━━ Recorded information

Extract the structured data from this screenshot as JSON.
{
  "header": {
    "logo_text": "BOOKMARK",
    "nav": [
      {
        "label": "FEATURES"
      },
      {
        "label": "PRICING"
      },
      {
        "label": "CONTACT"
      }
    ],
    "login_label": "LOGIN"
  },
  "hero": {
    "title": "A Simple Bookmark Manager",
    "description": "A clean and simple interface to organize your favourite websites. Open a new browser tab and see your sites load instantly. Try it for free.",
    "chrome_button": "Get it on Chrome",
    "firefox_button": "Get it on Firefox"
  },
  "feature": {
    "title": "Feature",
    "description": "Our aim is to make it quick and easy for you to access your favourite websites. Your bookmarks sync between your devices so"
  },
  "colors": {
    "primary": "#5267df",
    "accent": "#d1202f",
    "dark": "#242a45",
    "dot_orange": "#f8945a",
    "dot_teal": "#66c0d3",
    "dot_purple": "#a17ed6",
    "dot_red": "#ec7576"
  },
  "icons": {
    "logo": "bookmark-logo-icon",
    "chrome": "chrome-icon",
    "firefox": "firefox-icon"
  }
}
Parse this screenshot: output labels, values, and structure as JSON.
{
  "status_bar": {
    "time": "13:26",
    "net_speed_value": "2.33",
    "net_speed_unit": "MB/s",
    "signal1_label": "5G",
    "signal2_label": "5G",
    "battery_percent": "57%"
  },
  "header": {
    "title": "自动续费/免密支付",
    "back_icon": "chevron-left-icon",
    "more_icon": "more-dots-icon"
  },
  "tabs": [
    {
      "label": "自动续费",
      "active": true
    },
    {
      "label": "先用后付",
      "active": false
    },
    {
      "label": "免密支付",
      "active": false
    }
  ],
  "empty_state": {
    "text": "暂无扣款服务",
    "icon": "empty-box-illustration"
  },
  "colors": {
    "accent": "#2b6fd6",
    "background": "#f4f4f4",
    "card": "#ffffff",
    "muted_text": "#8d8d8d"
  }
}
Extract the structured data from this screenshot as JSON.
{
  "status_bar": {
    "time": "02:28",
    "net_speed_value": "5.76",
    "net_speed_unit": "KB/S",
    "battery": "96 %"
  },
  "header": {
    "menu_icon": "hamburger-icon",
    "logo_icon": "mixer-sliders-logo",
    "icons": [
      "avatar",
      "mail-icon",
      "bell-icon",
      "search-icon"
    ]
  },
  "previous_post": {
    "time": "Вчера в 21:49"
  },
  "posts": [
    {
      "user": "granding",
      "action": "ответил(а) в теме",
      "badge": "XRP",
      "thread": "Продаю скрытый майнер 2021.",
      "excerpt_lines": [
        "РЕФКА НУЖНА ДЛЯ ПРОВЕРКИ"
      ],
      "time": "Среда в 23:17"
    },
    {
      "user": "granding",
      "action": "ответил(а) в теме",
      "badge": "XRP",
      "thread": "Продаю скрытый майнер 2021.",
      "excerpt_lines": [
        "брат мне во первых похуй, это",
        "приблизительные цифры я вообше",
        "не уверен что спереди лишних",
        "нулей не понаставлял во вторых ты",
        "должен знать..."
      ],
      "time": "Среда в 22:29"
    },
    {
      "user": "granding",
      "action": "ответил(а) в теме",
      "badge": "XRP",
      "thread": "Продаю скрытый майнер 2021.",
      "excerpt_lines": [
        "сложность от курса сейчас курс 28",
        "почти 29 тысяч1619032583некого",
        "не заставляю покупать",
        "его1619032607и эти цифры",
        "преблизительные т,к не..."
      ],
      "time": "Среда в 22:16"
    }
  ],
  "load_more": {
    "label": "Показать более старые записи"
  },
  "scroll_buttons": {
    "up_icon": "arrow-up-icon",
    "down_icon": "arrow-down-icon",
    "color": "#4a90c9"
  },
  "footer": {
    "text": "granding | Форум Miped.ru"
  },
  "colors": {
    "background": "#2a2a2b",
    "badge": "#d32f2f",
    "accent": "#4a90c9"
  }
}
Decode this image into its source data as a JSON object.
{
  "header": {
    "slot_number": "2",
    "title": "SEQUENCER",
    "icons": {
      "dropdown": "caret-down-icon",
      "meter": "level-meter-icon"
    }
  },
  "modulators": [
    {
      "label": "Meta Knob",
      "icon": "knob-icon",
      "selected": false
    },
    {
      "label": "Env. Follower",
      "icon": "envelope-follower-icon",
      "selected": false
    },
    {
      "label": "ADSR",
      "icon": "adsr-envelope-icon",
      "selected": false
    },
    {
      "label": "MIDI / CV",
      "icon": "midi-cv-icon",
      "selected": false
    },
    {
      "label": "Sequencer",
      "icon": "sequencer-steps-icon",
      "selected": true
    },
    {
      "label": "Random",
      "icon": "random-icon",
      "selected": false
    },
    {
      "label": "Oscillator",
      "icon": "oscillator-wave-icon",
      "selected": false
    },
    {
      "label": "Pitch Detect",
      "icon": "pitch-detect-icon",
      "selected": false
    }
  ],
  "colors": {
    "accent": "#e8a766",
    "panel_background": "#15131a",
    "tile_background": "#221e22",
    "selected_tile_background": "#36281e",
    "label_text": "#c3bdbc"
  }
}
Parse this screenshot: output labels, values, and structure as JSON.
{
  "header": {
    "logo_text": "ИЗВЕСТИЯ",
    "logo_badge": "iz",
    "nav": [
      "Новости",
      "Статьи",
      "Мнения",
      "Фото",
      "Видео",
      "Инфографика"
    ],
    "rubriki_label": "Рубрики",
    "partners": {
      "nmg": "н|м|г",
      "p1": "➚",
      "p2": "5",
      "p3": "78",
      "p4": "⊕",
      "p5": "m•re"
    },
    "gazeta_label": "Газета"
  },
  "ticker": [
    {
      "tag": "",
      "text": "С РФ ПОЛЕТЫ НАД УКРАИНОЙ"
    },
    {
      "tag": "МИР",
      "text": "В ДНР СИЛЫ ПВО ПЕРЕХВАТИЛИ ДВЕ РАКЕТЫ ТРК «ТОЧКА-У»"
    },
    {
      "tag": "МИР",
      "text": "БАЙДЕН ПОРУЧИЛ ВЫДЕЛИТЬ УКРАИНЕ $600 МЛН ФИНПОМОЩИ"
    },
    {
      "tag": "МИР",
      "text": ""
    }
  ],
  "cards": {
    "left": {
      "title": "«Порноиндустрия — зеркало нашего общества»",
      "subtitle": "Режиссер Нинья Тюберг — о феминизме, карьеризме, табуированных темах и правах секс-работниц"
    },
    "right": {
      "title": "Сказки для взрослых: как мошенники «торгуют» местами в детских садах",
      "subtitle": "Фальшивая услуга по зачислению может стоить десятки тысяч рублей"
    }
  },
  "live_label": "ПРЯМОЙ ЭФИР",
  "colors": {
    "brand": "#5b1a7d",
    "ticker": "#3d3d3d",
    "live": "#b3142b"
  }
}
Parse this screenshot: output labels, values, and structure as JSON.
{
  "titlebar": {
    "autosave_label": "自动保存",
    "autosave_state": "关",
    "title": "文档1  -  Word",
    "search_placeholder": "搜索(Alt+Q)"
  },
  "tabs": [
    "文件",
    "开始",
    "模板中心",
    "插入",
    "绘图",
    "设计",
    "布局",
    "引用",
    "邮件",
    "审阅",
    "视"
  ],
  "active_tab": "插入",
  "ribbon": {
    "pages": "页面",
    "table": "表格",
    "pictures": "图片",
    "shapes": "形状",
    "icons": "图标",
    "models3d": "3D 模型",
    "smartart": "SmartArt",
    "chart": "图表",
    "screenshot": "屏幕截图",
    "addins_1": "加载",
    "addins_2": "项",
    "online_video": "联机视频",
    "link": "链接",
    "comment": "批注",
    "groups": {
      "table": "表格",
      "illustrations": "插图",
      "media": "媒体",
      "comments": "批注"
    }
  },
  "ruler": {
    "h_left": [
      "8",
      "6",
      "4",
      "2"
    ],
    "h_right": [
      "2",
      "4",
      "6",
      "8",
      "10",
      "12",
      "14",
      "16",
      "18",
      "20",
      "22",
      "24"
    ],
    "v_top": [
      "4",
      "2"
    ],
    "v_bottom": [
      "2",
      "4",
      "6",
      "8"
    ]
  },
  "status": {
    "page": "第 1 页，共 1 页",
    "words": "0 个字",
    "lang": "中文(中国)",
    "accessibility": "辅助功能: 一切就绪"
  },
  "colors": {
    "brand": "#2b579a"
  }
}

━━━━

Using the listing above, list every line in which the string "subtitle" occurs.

## Response to the exercise
      "subtitle": "Режиссер Нинья Тюберг — о феминизме, карьеризме, табуированных темах и правах секс-работниц"
      "subtitle": "Фальшивая услуга по зачислению может стоить десятки тысяч рублей"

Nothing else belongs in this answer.